What were your thoughts on Team Australia and Team Europe?
AR: The athletes on these teams are unbelievably accomplished. All of them really nice, but going up against all that talent was a bit intimidating.
Team USA dominated the scoreboard through the competition. How was the team feeling with all that momentum behind them?
AR: The excitement and energy of the fans was really powerful, but we were trying not to let it go to our heads so actually were not really paying that much attention to the tally. It was clear that each one of us, just like in regular season competition, was focused on what was in front of us - each obstacle completion, each stage, and tried not to get too far ahead of ourselves. The team camaraderie and support was awesome. So great to be a part of that.
Did you always plan on taking on the rope climb?
AR: Actually, no! After Stage One, I figured I was done - that for the rest of the competition, my role would be for support. After Stage Three, we all gathered to talk about Stage Four and there had been no decision prior, as far as I know, as to who’d be doing it. There’d been some minor bumps and strains for some teammates in the previous stages and Drew knew that. As team captain, it was his call to make.
He was the logical choice, but he had just run Stage Three. When people watch the show, I’m not sure they realize how quickly Stage Four followed Stage Three. When it came time to choose, Drew left it to Michael or myself. Ultimately I took the lead and knowing it was do or die, I, regardless of the massive fatigue I was experiencing, knew I’d die before I’d not give it 100%. I was shocked by the chance to climb the fabled, legendary Stage Four climb - Mount Midoriyama herself! But of course I didn’t want to pass up the chance to try. I had to give it everything I had.
How were you feeling as you stepped up to the tower?
AR: There is no other feeling like that one. None. The energy of the whole place was crazy! I was standing there as several people were fitting me with the vest, checking all attachments, securing the belay rope and checking again to make sure everything was functioning right… and I had some leg sheaths for rope training to protect my legs, and had put them on… So there I was, all suited up telling myself that, yes, this was really happening. And holding onto that rope, looking way up to the top of the tower. Well, I can tell you, from that position the top looks a whole lot further away.
The climb probably didn’t turn out exactly how you wanted. Can you tell us about that experience from your perspective?
AR: No, it sure didn’t. Would have felt so good to have gotten the points and the win for my team. The last thing I wanted was to let my team down, or everyone supporting me and Team USA, but I gave it all I had to give. There wasn’t anything left over. I wish I could say I was excited to hit the buzzer, but Bryson was already there. I’ve thought about that climb more times than I care to admit, and have tried to analyze it. It was the first time I’d gotten my hands on the Stage Four rope and it wasn’t anything like other ropes I’d trained on. I’m sure it was my lack of experience on it. At least I’m hoping so, but with the belay keeping the tension and pulling me away from the rope, I just couldn’t find a consistent way to get and keep my legs on it effectively.

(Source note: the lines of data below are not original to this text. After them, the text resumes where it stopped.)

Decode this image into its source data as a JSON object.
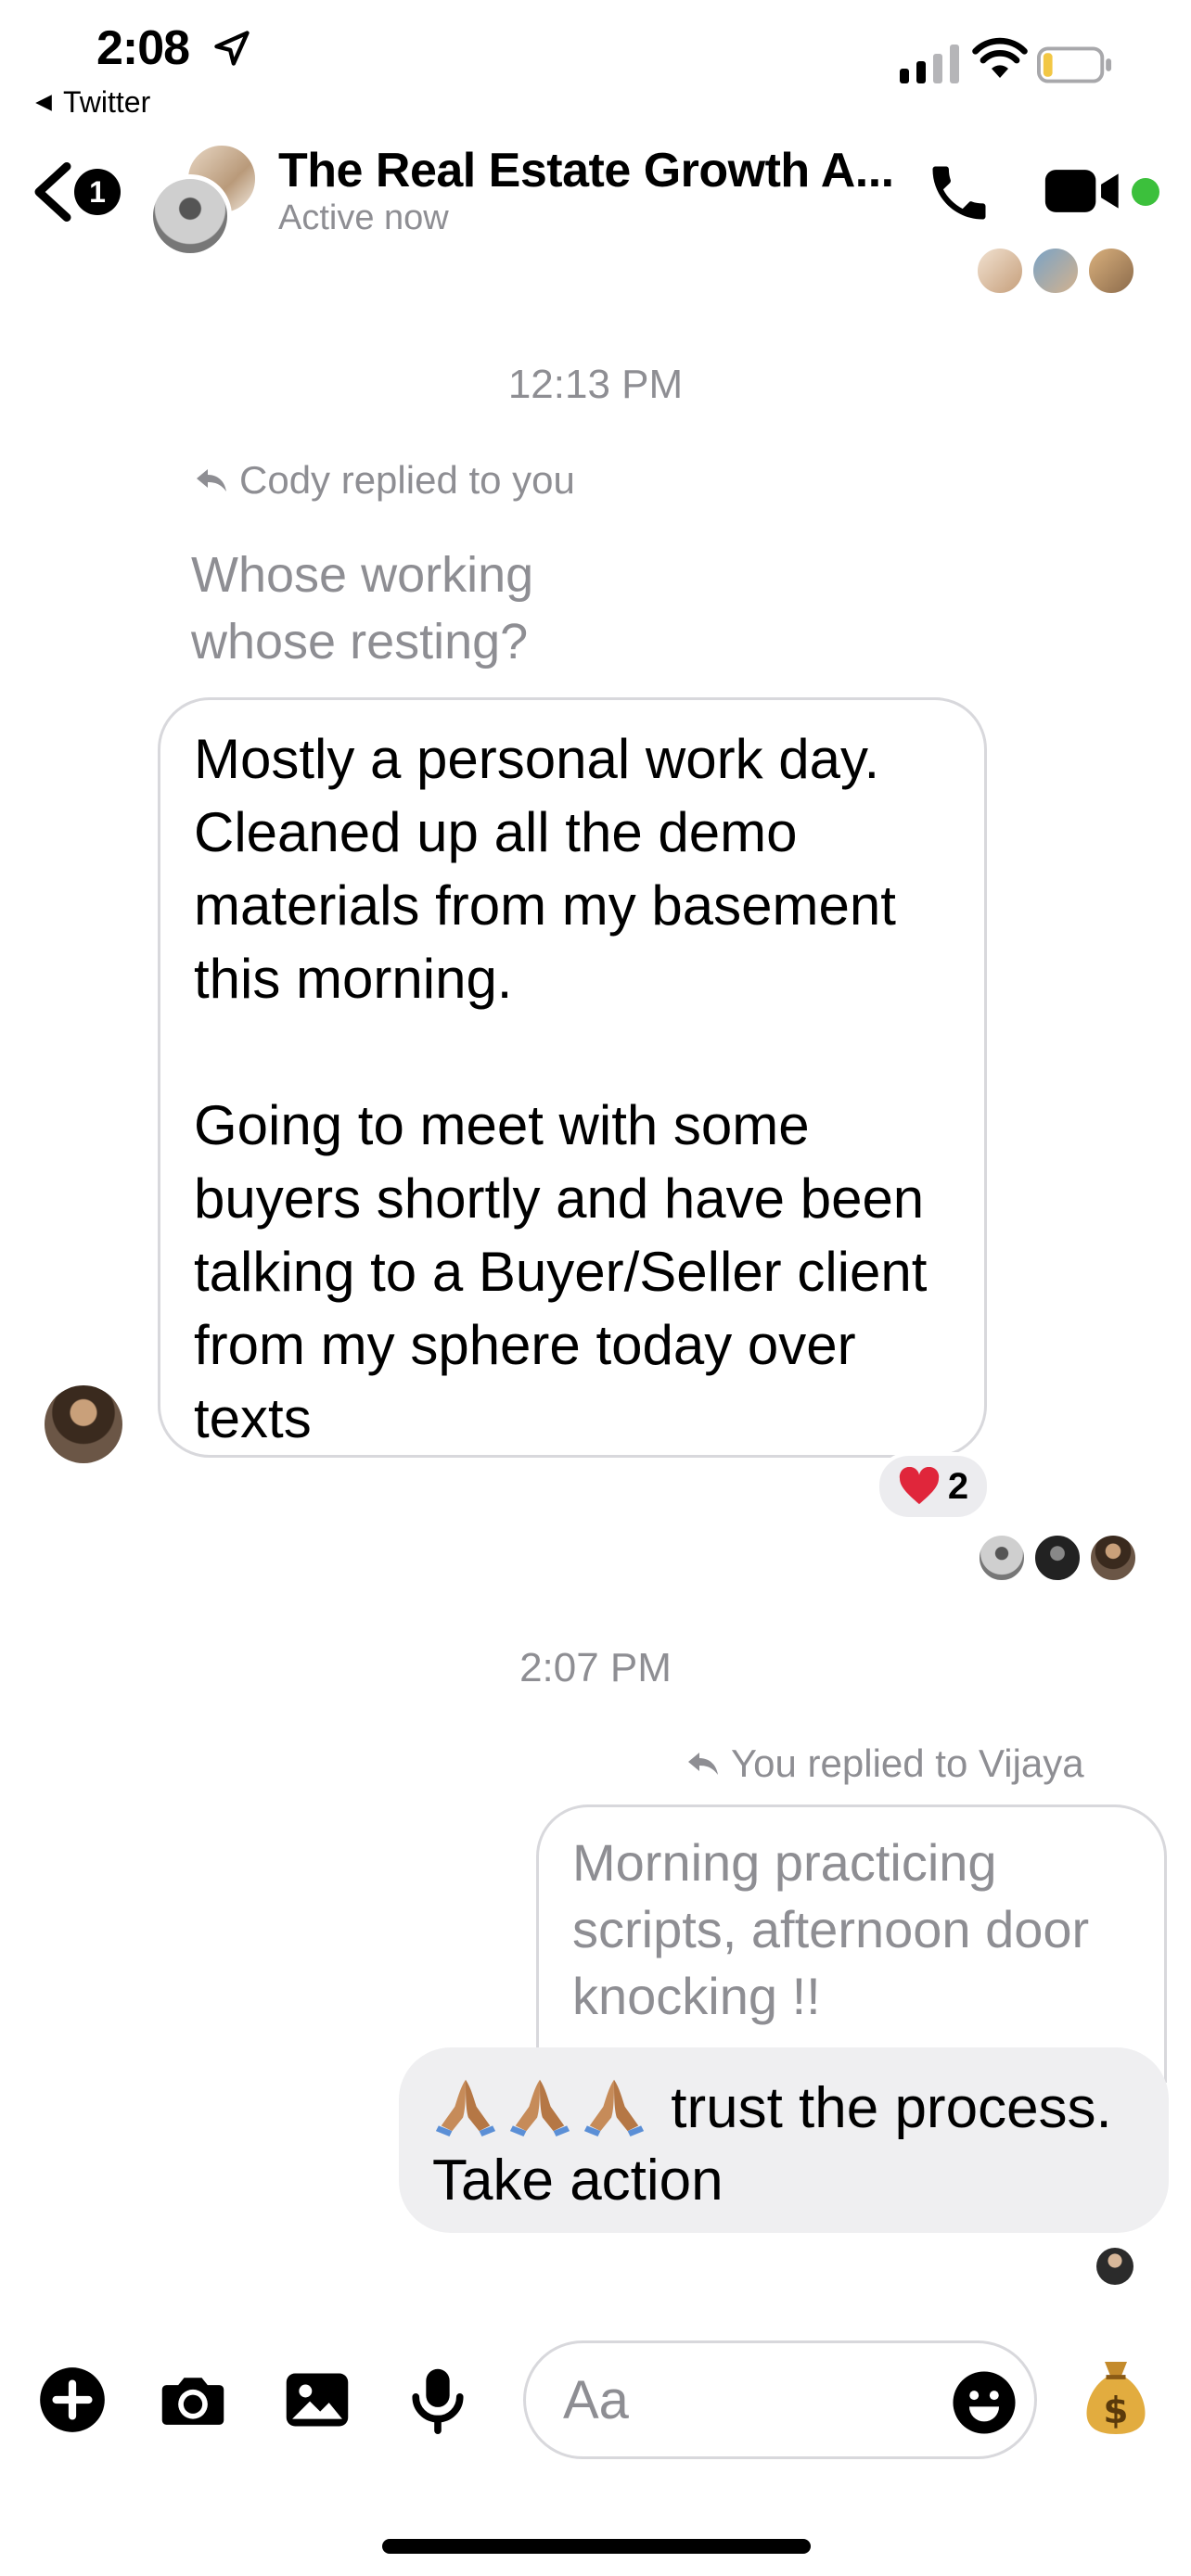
{
  "status_bar": {
    "time": "2:08",
    "back_app": "Twitter"
  },
  "header": {
    "back_badge": "1",
    "title": "The Real Estate Growth A...",
    "subtitle": "Active now"
  },
  "thread": {
    "timestamp_1": "12:13 PM",
    "reply_label_1": "Cody replied to you",
    "quoted_1": [
      "Whose working",
      "whose resting?"
    ],
    "message_1": {
      "paragraph_1": "Mostly a personal work day. Cleaned up all the demo materials from my basement this morning.",
      "paragraph_2": "Going to meet with some buyers shortly and have been talking to a Buyer/Seller client from my sphere today over texts"
    },
    "reaction_count": "2",
    "timestamp_2": "2:07 PM",
    "reply_label_2": "You replied to Vijaya",
    "quoted_2": "Morning practicing scripts, afternoon door knocking !!",
    "message_2_text": "trust the process. Take action"
  },
  "composer": {
    "placeholder": "Aa"
  },
  "colors": {
    "active": "#3cc03c",
    "secondary_text": "#8e8e93",
    "bubble_gray": "#efeff1"
  }
}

I couldn’t see Bryson on the other side, but I knew he was an accomplished rope climber. It took me quite some time- maybe even weeks before I could even talk about that climb. But eventually…you know…that’s what we ninjas do. We try, we fail, we get back up, we train harder and we try again. Now, I’m just hoping for another chance at redemption.
How did Team USA feel after the competition?
AR: You know, I’m afraid that I can’t really answer that. I’m sure they were disappointed, but I needed to be by myself for awhile so I had gone off to the side afterwards. They did rally around, and it was obvious how much the win meant to Team Australia. Olivia Vivian is a good friend on the team so I was happy for her and her team. Nothing but love from Team USA mates.
The whole experience was such an honor and a privilege. I’ll never forget it.